UNC: NCAA found no current violations
By Nicole Auerbach, USA TODAY
According to the school, the NCAA has found that the University of North Carolina did not break any rules in regards to the academic scandal that found no-show classes, altered grades and forged signatures in courses offered by the Department of African and Afro-American Studies (AFAM).
UNC put out this release Friday morning (our emphasis added):
The University first notified the NCAA that it had identified potential academic issues involving student-athletes in African and Afro-American Studies courses on August 24, 2011. We asked the NCAA to join us in our investigation of these issues, and they agreed to do that. A member of the NCAA enforcement staff traveled to Chapel Hill several times in the fall of 2011 and participated throughout the investigation.
With the NCAA enforcement staff, our internal working group of University Counsel Leslie Strohm, Senior Associate Dean Jonathan Hartlyn, and former faculty athletics representative Jack Evans interviewed faculty and staff in the Department of African and Afro-American Studies, academic support counselors, and student-athletes who had taken multiple courses in the department.
Based on the joint review, UNC and the NCAA staff concluded there were no violations of current NCAA rules or student-athlete eligibility issues related to courses in African and Afro-American Studies. As a result, the NCAA did not add any allegations or include this issue during the University’s appearance in October 2011 before the Committee on Infractions.
College of Arts and Sciences Dean Karen Gil subsequently commissioned a review of courses in African and Afro-American Studies.

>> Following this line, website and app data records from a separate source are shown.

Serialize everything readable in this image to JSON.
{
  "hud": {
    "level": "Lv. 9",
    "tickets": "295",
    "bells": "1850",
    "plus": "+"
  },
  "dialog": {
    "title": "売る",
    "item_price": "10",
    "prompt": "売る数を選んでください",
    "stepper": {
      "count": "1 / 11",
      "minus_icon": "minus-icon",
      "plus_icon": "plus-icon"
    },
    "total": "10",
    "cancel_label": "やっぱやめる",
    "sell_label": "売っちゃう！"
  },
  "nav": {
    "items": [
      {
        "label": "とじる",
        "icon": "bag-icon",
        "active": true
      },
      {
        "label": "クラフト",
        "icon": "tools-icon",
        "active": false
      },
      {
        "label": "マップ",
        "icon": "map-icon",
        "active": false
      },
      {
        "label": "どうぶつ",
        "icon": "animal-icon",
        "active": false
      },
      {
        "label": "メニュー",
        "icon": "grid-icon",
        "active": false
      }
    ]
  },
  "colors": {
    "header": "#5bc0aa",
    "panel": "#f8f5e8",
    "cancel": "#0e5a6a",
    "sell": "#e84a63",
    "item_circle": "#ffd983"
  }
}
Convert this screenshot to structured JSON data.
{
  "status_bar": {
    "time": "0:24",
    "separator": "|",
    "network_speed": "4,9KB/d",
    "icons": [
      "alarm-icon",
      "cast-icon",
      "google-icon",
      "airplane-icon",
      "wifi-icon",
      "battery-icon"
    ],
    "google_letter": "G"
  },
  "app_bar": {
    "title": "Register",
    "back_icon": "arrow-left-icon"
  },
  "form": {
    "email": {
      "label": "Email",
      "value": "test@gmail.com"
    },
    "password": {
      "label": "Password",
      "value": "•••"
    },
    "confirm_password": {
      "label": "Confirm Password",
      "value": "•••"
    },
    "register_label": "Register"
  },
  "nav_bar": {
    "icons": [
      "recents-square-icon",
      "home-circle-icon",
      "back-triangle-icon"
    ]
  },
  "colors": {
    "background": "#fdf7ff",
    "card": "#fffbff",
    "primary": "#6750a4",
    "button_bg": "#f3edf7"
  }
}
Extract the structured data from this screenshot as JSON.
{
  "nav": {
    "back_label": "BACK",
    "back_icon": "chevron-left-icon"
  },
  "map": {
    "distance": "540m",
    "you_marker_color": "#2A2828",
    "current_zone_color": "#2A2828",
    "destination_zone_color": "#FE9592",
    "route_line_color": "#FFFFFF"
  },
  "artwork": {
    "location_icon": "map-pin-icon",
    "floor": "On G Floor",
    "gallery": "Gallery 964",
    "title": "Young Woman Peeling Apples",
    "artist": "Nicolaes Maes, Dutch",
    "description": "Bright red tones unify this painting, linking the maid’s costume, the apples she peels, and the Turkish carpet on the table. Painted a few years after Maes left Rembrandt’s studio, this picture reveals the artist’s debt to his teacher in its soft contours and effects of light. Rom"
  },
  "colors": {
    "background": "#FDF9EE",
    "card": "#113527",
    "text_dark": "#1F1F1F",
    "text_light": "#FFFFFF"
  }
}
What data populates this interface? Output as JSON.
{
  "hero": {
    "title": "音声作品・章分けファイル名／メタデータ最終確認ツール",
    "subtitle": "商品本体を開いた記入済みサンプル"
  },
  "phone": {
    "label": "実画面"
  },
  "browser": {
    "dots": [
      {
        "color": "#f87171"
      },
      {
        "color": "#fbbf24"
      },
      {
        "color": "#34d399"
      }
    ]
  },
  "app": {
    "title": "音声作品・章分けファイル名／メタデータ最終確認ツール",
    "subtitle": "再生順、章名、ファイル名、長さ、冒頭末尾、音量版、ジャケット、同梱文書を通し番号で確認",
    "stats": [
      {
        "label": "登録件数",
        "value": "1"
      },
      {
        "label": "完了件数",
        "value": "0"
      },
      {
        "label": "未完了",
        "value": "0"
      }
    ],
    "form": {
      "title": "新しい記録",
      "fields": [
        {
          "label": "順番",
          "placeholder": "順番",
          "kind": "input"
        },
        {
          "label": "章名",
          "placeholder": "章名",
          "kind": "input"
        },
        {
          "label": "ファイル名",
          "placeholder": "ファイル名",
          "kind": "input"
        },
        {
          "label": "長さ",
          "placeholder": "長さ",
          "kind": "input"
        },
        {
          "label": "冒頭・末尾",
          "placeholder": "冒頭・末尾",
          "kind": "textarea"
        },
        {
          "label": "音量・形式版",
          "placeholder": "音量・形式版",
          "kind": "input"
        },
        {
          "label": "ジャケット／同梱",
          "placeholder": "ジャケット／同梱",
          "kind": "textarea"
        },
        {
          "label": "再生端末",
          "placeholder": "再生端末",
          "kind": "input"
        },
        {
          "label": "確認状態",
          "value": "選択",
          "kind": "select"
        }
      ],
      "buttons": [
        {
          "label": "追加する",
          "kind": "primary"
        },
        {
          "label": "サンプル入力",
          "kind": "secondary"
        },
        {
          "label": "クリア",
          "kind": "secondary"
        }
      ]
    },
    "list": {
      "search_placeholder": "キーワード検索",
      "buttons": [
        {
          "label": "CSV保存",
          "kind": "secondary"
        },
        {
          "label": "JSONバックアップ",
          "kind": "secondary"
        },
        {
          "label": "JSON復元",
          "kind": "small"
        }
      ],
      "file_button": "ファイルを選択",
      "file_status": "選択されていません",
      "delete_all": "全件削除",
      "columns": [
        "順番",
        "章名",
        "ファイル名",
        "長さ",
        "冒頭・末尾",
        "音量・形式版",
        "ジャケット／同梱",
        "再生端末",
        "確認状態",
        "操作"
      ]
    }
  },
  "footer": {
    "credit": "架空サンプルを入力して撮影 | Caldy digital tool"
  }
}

In May, the University publicly issued that report and provided it to the NCAA.
On Aug. 23, 2012, University Counsel Leslie Strohm and Senior Associate Dean Jonathan Hartlyn provided an update to the enforcement staff. The NCAA staff reaffirmed to University officials that no NCAA rules appeared to have been broken.
University officials will continue to keep the NCAA informed as developments warrant.